## [WHAT NEEDS TO BE DONE]
Across the records below, how many lines include the string "name"? Respond with the number only.

## [RECORDS PROVIDED]
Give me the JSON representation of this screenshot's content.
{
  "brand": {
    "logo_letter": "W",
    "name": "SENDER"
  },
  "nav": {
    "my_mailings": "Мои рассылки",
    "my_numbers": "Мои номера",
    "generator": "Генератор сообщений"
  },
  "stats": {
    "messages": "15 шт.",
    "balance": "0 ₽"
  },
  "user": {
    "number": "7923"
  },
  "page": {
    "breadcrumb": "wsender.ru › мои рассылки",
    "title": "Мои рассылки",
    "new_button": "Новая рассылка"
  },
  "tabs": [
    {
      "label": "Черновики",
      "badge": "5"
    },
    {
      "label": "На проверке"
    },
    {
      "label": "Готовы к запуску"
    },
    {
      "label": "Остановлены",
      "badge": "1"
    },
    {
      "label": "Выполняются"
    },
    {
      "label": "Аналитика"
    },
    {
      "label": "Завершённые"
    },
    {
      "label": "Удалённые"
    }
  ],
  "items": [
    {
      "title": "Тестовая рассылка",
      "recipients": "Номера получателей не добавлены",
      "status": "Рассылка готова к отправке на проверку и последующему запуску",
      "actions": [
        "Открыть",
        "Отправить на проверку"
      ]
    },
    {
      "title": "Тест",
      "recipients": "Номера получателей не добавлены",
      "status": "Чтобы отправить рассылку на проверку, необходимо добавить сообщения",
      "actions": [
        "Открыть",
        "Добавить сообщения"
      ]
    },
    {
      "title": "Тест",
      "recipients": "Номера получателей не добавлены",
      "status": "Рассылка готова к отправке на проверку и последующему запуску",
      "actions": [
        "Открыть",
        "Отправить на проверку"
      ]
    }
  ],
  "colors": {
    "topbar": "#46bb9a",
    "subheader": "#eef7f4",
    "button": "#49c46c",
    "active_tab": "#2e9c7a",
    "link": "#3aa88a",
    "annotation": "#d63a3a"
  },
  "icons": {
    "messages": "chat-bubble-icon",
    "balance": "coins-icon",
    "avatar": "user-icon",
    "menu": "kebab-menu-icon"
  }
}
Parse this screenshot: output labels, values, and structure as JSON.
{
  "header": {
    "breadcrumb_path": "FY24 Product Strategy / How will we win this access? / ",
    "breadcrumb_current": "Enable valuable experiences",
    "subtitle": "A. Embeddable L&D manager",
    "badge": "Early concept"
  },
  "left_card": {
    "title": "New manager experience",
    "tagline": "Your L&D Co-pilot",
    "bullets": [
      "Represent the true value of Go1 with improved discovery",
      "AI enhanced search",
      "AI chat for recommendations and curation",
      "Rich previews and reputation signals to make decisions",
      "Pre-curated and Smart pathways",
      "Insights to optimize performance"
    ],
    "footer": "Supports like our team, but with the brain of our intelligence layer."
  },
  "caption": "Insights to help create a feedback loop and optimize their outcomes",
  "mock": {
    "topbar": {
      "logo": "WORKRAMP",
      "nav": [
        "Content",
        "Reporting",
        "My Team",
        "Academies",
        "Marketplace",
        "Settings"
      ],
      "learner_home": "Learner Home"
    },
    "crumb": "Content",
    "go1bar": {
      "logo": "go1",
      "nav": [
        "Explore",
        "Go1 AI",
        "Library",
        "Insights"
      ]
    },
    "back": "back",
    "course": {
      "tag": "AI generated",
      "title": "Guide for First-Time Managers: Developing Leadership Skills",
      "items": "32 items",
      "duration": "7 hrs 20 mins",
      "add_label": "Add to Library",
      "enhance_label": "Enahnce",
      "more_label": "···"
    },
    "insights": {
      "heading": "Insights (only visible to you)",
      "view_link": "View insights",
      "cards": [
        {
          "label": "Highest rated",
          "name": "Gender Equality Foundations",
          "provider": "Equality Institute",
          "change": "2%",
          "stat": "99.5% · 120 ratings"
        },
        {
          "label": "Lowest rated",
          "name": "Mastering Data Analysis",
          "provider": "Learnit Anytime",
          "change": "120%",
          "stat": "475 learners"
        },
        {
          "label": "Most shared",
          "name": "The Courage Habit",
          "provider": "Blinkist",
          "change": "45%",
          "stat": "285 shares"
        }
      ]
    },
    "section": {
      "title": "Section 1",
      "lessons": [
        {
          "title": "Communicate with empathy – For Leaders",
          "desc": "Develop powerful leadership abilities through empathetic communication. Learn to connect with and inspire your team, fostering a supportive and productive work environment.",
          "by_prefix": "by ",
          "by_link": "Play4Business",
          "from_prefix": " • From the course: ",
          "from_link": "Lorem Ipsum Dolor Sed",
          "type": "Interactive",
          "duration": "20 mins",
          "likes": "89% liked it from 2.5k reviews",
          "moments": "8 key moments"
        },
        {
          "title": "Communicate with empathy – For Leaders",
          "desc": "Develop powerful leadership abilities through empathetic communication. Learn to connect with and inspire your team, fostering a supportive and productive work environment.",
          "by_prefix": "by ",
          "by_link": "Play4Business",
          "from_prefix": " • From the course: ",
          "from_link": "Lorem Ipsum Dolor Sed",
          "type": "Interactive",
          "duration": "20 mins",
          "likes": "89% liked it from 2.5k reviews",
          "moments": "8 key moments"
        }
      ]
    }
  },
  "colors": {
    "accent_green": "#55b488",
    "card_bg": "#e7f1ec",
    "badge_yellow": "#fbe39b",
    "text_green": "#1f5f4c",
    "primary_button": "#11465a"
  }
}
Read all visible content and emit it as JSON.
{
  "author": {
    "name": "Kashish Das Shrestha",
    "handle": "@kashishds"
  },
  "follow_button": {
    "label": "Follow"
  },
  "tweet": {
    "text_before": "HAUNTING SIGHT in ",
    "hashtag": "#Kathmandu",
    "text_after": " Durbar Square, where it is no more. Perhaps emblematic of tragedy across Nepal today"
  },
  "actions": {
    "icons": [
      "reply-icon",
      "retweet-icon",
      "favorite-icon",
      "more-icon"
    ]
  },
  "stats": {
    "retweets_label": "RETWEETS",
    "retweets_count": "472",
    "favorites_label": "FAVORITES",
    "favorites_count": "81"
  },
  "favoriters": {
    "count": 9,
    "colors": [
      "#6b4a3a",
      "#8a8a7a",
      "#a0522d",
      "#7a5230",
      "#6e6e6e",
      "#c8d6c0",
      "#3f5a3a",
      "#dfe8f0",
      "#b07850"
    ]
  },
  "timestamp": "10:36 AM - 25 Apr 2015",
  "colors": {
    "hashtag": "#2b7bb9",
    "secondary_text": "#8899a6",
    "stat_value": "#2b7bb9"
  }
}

## [RESPONSE TO THIS EXERCISE]
5